(TASK DESCRIPTION) Nothing in the data may be omitted; output it all verbatim.

# # # # #

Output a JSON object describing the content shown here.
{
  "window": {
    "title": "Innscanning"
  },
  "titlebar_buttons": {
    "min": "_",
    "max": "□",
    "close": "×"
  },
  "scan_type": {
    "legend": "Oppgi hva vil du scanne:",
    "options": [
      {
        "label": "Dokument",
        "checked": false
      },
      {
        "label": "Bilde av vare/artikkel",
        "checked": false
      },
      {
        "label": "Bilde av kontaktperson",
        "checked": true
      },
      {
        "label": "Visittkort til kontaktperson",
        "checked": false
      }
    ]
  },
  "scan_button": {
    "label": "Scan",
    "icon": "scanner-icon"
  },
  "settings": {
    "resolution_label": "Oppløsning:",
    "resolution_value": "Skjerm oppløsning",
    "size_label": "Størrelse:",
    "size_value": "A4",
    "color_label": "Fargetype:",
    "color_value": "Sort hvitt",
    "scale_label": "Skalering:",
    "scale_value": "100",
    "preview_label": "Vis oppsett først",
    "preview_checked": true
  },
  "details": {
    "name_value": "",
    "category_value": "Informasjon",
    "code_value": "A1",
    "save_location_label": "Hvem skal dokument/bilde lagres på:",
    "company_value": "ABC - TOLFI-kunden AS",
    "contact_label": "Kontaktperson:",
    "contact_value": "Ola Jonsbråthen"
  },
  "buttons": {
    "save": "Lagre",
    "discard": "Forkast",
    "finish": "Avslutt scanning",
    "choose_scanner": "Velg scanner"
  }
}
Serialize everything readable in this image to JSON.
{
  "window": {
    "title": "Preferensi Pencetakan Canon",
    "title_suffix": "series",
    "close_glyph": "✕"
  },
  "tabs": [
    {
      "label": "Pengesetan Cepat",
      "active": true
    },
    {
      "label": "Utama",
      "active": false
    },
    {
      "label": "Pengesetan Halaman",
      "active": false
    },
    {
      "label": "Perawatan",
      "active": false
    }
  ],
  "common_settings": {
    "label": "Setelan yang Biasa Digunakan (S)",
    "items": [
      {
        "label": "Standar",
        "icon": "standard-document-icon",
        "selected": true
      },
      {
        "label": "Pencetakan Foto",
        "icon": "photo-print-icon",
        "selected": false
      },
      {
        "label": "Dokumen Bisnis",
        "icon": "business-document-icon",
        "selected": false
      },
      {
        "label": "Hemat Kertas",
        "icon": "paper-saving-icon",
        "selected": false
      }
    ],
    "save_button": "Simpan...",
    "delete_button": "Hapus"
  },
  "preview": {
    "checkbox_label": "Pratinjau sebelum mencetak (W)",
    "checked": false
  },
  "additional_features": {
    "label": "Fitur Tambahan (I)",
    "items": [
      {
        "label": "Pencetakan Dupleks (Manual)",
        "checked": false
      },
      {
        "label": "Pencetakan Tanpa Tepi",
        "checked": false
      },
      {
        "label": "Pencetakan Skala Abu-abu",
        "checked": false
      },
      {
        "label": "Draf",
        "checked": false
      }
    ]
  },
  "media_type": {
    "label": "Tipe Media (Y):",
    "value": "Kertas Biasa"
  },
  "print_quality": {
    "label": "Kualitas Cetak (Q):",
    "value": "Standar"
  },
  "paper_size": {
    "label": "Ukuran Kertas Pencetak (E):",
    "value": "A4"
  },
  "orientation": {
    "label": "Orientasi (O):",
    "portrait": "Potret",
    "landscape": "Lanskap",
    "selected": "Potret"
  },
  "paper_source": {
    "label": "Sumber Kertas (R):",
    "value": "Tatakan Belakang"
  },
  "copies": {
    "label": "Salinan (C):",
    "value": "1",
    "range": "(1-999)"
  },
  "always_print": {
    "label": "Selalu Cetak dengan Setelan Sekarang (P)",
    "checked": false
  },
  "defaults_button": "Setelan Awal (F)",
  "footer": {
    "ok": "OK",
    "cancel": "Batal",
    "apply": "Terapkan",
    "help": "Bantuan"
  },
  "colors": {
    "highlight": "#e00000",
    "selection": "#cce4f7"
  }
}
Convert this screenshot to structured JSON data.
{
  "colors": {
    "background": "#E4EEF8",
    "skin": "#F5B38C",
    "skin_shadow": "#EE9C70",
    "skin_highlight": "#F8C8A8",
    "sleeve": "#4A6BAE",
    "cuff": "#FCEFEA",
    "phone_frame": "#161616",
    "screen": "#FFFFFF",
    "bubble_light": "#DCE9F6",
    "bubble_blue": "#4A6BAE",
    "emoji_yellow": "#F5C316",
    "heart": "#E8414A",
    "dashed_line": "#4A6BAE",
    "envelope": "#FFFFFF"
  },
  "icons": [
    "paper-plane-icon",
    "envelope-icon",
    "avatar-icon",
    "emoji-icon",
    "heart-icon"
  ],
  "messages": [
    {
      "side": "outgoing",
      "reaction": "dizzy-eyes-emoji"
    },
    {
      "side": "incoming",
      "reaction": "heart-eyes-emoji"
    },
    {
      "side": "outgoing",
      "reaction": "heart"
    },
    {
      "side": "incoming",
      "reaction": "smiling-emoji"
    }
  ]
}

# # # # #

(EXERCISE RESPONSE)
Output a JSON object describing the content shown here.
{
  "window": {
    "title": "Innscanning"
  },
  "titlebar_buttons": {
    "min": "_",
    "max": "□",
    "close": "×"
  },
  "scan_type": {
    "legend": "Oppgi hva vil du scanne:",
    "options": [
      {
        "label": "Dokument",
        "checked": false
      },
      {
        "label": "Bilde av vare/artikkel",
        "checked": false
      },
      {
        "label": "Bilde av kontaktperson",
        "checked": true
      },
      {
        "label": "Visittkort til kontaktperson",
        "checked": false
      }
    ]
  },
  "scan_button": {
    "label": "Scan",
    "icon": "scanner-icon"
  },
  "settings": {
    "resolution_label": "Oppløsning:",
    "resolution_value": "Skjerm oppløsning",
    "size_label": "Størrelse:",
    "size_value": "A4",
    "color_label": "Fargetype:",
    "color_value": "Sort hvitt",
    "scale_label": "Skalering:",
    "scale_value": "100",
    "preview_label": "Vis oppsett først",
    "preview_checked": true
  },
  "details": {
    "name_value": "",
    "category_value": "Informasjon",
    "code_value": "A1",
    "save_location_label": "Hvem skal dokument/bilde lagres på:",
    "company_value": "ABC - TOLFI-kunden AS",
    "contact_label": "Kontaktperson:",
    "contact_value": "Ola Jonsbråthen"
  },
  "buttons": {
    "save": "Lagre",
    "discard": "Forkast",
    "finish": "Avslutt scanning",
    "choose_scanner": "Velg scanner"
  }
}
Serialize everything readable in this image to JSON.
{
  "window": {
    "title": "Preferensi Pencetakan Canon",
    "title_suffix": "series",
    "close_glyph": "✕"
  },
  "tabs": [
    {
      "label": "Pengesetan Cepat",
      "active": true
    },
    {
      "label": "Utama",
      "active": false
    },
    {
      "label": "Pengesetan Halaman",
      "active": false
    },
    {
      "label": "Perawatan",
      "active": false
    }
  ],
  "common_settings": {
    "label": "Setelan yang Biasa Digunakan (S)",
    "items": [
      {
        "label": "Standar",
        "icon": "standard-document-icon",
        "selected": true
      },
      {
        "label": "Pencetakan Foto",
        "icon": "photo-print-icon",
        "selected": false
      },
      {
        "label": "Dokumen Bisnis",
        "icon": "business-document-icon",
        "selected": false
      },
      {
        "label": "Hemat Kertas",
        "icon": "paper-saving-icon",
        "selected": false
      }
    ],
    "save_button": "Simpan...",
    "delete_button": "Hapus"
  },
  "preview": {
    "checkbox_label": "Pratinjau sebelum mencetak (W)",
    "checked": false
  },
  "additional_features": {
    "label": "Fitur Tambahan (I)",
    "items": [
      {
        "label": "Pencetakan Dupleks (Manual)",
        "checked": false
      },
      {
        "label": "Pencetakan Tanpa Tepi",
        "checked": false
      },
      {
        "label": "Pencetakan Skala Abu-abu",
        "checked": false
      },
      {
        "label": "Draf",
        "checked": false
      }
    ]
  },
  "media_type": {
    "label": "Tipe Media (Y):",
    "value": "Kertas Biasa"
  },
  "print_quality": {
    "label": "Kualitas Cetak (Q):",
    "value": "Standar"
  },
  "paper_size": {
    "label": "Ukuran Kertas Pencetak (E):",
    "value": "A4"
  },
  "orientation": {
    "label": "Orientasi (O):",
    "portrait": "Potret",
    "landscape": "Lanskap",
    "selected": "Potret"
  },
  "paper_source": {
    "label": "Sumber Kertas (R):",
    "value": "Tatakan Belakang"
  },
  "copies": {
    "label": "Salinan (C):",
    "value": "1",
    "range": "(1-999)"
  },
  "always_print": {
    "label": "Selalu Cetak dengan Setelan Sekarang (P)",
    "checked": false
  },
  "defaults_button": "Setelan Awal (F)",
  "footer": {
    "ok": "OK",
    "cancel": "Batal",
    "apply": "Terapkan",
    "help": "Bantuan"
  },
  "colors": {
    "highlight": "#e00000",
    "selection": "#cce4f7"
  }
}
Convert this screenshot to structured JSON data.
{
  "colors": {
    "background": "#E4EEF8",
    "skin": "#F5B38C",
    "skin_shadow": "#EE9C70",
    "skin_highlight": "#F8C8A8",
    "sleeve": "#4A6BAE",
    "cuff": "#FCEFEA",
    "phone_frame": "#161616",
    "screen": "#FFFFFF",
    "bubble_light": "#DCE9F6",
    "bubble_blue": "#4A6BAE",
    "emoji_yellow": "#F5C316",
    "heart": "#E8414A",
    "dashed_line": "#4A6BAE",
    "envelope": "#FFFFFF"
  },
  "icons": [
    "paper-plane-icon",
    "envelope-icon",
    "avatar-icon",
    "emoji-icon",
    "heart-icon"
  ],
  "messages": [
    {
      "side": "outgoing",
      "reaction": "dizzy-eyes-emoji"
    },
    {
      "side": "incoming",
      "reaction": "heart-eyes-emoji"
    },
    {
      "side": "outgoing",
      "reaction": "heart"
    },
    {
      "side": "incoming",
      "reaction": "smiling-emoji"
    }
  ]
}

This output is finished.